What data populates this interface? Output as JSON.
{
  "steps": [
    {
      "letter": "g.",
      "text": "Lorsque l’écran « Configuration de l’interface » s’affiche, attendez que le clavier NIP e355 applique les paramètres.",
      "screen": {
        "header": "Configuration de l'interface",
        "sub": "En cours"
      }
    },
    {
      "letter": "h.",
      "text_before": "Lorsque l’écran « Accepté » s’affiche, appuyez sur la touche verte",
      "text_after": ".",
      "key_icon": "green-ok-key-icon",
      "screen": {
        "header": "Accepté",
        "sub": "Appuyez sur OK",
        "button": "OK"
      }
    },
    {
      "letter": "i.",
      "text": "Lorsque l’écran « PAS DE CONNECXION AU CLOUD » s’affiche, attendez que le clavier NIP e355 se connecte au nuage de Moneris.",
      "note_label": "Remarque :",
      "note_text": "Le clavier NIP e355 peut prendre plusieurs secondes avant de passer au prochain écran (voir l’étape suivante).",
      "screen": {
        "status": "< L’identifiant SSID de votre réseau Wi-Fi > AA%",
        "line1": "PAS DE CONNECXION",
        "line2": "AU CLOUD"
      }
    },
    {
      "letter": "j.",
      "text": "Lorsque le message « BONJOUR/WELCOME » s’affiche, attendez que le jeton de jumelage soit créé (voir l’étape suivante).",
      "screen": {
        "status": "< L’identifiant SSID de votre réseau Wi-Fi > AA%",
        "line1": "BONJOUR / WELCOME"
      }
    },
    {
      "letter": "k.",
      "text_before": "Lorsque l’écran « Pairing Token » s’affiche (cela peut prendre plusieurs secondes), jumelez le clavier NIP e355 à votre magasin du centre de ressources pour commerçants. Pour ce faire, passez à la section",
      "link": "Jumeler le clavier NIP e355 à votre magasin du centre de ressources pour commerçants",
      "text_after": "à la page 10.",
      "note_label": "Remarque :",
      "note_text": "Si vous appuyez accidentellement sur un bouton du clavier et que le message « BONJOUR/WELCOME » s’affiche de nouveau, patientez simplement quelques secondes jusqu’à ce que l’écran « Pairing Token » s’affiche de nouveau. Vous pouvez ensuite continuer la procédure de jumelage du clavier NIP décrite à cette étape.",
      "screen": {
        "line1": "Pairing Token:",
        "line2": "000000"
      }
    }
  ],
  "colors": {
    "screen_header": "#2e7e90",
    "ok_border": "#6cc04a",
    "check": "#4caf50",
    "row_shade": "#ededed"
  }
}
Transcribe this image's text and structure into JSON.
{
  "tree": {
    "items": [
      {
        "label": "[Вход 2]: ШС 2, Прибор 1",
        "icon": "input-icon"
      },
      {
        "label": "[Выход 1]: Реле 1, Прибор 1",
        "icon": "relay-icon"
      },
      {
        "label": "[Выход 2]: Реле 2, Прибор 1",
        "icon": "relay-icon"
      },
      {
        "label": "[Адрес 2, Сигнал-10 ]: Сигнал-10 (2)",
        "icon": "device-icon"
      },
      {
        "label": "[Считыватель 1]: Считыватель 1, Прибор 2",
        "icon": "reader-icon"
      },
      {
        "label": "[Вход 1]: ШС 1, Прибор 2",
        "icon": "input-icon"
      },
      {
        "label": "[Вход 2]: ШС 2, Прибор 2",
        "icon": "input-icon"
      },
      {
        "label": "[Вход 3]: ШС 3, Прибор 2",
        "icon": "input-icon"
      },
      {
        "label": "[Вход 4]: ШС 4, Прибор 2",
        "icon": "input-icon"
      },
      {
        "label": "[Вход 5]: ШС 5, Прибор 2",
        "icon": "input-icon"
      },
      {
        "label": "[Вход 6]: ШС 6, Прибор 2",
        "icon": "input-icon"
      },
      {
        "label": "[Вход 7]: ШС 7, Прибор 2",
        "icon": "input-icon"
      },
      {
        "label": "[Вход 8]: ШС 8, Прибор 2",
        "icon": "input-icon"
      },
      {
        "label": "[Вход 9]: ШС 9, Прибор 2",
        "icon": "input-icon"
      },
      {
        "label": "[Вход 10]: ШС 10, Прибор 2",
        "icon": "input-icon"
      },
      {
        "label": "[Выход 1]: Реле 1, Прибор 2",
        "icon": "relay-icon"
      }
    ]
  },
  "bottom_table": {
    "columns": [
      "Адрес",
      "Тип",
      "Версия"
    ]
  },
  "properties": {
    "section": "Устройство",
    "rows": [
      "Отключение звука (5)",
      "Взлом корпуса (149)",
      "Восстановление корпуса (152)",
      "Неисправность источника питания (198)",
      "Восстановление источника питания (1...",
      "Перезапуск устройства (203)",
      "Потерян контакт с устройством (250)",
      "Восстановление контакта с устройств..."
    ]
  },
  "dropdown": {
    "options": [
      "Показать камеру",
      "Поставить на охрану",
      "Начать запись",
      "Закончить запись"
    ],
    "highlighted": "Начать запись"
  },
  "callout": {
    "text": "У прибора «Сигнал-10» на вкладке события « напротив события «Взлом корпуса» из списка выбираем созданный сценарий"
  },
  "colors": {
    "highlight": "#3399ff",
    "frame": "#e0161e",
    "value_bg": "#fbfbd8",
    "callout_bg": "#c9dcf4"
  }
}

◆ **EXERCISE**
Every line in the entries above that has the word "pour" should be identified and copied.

◆ **TASK RESULT**
      "text_before": "Lorsque l’écran « Pairing Token » s’affiche (cela peut prendre plusieurs secondes), jumelez le clavier NIP e355 à votre magasin du centre de ressources pour commerçants. Pour ce faire, passez à la section",
      "link": "Jumeler le clavier NIP e355 à votre magasin du centre de ressources pour commerçants",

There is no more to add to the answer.